MPIDR Working Paper
The role of supply responses in public insurance expansion: evidence from China's New Cooperative Medical Scheme
MPIDR Working Paper WP-2022-025, 70 pages.
Rostock, Max Planck Institute for Demographic Research (October 2022)
Revised February 2023 (Former title: The power of public insurance with limited benefits: evidence from China’s new cooperative medical scheme)

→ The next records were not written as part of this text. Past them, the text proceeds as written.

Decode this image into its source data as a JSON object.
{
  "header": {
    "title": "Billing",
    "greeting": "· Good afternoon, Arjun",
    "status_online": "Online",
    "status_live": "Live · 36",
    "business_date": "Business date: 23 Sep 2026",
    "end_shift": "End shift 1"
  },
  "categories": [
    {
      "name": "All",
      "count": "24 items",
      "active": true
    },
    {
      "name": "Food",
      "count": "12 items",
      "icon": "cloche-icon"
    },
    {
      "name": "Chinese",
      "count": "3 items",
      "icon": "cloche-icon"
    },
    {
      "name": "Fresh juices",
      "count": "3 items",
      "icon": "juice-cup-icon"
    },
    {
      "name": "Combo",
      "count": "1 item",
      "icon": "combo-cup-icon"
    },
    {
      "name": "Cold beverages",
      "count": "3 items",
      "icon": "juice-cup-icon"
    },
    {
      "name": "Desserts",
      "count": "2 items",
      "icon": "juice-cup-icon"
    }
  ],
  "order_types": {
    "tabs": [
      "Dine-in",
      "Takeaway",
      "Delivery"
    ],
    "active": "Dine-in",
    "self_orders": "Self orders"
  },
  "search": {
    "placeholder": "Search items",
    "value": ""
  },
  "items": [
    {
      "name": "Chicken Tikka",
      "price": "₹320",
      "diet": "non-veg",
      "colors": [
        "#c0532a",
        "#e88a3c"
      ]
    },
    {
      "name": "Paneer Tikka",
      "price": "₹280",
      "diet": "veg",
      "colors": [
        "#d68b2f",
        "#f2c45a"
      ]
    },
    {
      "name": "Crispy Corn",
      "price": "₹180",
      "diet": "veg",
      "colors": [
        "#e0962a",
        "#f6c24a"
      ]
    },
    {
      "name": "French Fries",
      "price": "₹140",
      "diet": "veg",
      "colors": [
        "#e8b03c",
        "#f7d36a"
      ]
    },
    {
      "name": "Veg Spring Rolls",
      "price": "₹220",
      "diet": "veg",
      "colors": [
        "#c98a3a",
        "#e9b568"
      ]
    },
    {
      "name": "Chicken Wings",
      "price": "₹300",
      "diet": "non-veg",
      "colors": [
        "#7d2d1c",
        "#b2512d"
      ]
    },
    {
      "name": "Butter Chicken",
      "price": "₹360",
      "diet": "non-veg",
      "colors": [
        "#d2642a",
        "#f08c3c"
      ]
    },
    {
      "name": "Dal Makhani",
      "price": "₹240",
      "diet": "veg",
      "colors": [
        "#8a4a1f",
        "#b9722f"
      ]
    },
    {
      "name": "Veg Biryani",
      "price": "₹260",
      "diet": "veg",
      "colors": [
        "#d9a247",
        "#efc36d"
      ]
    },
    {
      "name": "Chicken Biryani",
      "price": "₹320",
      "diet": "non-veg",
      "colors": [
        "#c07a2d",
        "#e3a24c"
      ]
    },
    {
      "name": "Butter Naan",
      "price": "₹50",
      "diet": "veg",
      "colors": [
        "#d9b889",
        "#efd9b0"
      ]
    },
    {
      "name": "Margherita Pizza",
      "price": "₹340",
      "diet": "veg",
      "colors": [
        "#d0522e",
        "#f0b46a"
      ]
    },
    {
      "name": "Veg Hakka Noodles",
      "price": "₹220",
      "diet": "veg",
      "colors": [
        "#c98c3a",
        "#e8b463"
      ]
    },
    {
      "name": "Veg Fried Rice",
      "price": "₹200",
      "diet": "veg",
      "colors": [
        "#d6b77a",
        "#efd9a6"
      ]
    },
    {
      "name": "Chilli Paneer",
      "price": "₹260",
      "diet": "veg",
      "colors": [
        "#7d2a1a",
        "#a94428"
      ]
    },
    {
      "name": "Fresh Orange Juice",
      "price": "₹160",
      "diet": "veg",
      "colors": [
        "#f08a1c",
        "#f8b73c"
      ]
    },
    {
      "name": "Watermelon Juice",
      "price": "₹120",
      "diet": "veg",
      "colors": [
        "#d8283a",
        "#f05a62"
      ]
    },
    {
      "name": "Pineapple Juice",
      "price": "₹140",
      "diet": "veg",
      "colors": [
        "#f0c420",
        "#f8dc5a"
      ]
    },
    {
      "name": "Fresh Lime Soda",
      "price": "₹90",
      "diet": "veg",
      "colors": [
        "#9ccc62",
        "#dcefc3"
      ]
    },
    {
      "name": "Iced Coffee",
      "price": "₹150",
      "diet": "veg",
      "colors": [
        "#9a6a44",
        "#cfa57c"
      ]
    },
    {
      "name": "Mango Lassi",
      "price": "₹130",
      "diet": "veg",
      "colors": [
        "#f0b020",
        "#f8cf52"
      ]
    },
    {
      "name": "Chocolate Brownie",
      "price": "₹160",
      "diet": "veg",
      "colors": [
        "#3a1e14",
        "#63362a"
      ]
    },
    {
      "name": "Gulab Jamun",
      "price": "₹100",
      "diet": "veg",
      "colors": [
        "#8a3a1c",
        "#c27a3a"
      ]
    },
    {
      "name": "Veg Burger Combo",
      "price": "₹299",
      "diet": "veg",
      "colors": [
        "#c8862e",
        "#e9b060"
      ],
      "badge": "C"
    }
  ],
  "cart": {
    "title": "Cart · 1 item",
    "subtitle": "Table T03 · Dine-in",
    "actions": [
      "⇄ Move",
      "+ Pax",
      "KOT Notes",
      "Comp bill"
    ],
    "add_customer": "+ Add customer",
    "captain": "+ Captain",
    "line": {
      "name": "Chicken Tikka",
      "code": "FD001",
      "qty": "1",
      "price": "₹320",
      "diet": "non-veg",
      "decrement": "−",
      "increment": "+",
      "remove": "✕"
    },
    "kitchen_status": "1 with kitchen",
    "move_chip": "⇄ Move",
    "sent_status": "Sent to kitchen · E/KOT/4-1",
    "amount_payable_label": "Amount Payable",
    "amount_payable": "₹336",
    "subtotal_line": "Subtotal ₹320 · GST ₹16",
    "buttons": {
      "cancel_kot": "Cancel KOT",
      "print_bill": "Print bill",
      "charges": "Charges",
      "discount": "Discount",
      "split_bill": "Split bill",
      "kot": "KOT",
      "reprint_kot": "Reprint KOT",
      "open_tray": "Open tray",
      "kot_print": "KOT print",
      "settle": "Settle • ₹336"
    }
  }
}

Low-income people in low- and middle-income countries (LMICs) have limited access to healthcare when they are sick. To address this issue, the governments of LMICs have initiated health insurance programs that target these poor populations. However, the health benefits these programs provide are often limited due to resource constraints in LMICs. In this paper, we study the New Cooperative Medical Scheme (NCMS), a limited coverage insurance program for rural residents in China, to explore its effectiveness, and the mechanisms that contribute to its successes, if any. In a plausibly random design, we exploit the variation in provincial NCMS enrollment rate 2004-2011 to identify its average treatment effect. We find that although the NCMS’ coverage is limited, its effect on inpatient care use increases significantly. This increase is mainly driven by inpatient care delivered by primary care providers, which has the most generous reimbursement rates. In addition, we show that half of the increase in inpatient care use is attributable to the NCMS’ healthcare investment in rural providers. For outpatient services, while the total effect is not statistically significant, we find that the utilization pattern across providers is consistent with the differential payment design of the NCMS: rural residents use more outpatient care provided by primary care institutions where they can get higher reimbursement rates. In addition, we show evidence that rural residents substitute outpatient services in hospitals for that in township health centers. Lastly, results on health expenditure and health outcomes indicate that the introduction of the NCMS does not affect out-of-pocket medical expense or all-cause mortality rates among rural residents, but it does reduce mortality for specific diseases such as AIDS and infectious disease.
Keywords: insurance, poor